** EXERCISE DETAILS **
The word "value" marks the lines to keep; find each one in the data and copy it.

━━━━━━━━━━━━━━━━━━━━━━━━━━━━━━

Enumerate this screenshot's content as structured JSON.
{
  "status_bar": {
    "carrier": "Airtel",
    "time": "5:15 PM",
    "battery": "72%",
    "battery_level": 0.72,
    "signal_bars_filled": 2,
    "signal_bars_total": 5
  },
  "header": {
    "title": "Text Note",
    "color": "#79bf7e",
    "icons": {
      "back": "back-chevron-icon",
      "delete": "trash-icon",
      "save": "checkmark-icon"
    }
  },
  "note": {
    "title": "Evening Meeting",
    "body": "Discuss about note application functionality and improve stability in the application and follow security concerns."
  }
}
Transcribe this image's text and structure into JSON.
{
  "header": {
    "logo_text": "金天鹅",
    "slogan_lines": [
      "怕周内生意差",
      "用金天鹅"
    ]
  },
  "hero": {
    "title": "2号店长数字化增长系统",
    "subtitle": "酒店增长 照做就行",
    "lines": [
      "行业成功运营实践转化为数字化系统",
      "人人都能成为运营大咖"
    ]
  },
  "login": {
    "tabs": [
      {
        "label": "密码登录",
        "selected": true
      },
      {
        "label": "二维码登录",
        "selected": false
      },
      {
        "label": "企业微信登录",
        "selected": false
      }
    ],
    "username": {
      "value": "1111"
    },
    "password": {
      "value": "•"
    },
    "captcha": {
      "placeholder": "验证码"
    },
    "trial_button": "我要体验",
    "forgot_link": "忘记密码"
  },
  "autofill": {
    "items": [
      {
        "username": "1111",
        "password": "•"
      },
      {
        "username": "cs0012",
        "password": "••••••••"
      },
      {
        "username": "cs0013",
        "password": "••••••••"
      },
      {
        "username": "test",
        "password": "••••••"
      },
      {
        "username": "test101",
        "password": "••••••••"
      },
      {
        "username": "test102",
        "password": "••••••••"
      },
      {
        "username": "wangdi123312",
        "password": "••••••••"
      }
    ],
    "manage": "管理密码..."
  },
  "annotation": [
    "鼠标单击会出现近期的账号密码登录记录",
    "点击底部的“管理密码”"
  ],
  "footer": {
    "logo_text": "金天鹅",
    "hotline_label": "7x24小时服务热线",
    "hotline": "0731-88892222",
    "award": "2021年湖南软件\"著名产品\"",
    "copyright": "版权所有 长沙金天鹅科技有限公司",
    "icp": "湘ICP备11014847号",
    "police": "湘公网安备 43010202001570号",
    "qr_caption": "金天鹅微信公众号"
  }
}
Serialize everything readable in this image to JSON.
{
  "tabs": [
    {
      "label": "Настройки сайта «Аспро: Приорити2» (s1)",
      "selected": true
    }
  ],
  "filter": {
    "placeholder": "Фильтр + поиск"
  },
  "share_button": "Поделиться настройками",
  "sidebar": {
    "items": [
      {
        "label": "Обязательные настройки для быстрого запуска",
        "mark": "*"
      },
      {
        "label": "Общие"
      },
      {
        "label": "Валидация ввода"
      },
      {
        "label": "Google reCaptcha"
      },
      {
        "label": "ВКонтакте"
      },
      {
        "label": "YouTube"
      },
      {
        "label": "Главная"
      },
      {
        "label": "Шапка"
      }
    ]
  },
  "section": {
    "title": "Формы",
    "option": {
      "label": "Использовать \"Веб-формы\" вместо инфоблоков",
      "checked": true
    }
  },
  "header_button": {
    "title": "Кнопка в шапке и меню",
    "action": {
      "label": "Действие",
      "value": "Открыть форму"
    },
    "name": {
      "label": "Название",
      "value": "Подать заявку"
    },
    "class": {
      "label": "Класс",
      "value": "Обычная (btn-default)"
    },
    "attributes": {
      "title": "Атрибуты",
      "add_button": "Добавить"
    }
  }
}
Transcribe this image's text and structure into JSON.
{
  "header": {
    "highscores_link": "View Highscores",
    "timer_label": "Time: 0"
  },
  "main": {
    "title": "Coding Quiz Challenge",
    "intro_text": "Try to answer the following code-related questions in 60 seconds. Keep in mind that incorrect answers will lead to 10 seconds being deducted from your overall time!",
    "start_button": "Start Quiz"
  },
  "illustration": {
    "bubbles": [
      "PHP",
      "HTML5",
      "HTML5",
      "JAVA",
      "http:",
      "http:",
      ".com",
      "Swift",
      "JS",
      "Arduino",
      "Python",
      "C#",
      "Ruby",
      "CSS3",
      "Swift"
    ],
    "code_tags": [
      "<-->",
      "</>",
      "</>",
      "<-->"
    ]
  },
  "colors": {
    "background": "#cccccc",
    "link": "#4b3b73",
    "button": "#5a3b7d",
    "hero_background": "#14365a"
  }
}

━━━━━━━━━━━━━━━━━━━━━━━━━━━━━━

** ANSWER SPACE **
      "value": "1111"
      "value": "•"
      "value": "Открыть форму"
      "value": "Подать заявку"
      "value": "Обычная (btn-default)"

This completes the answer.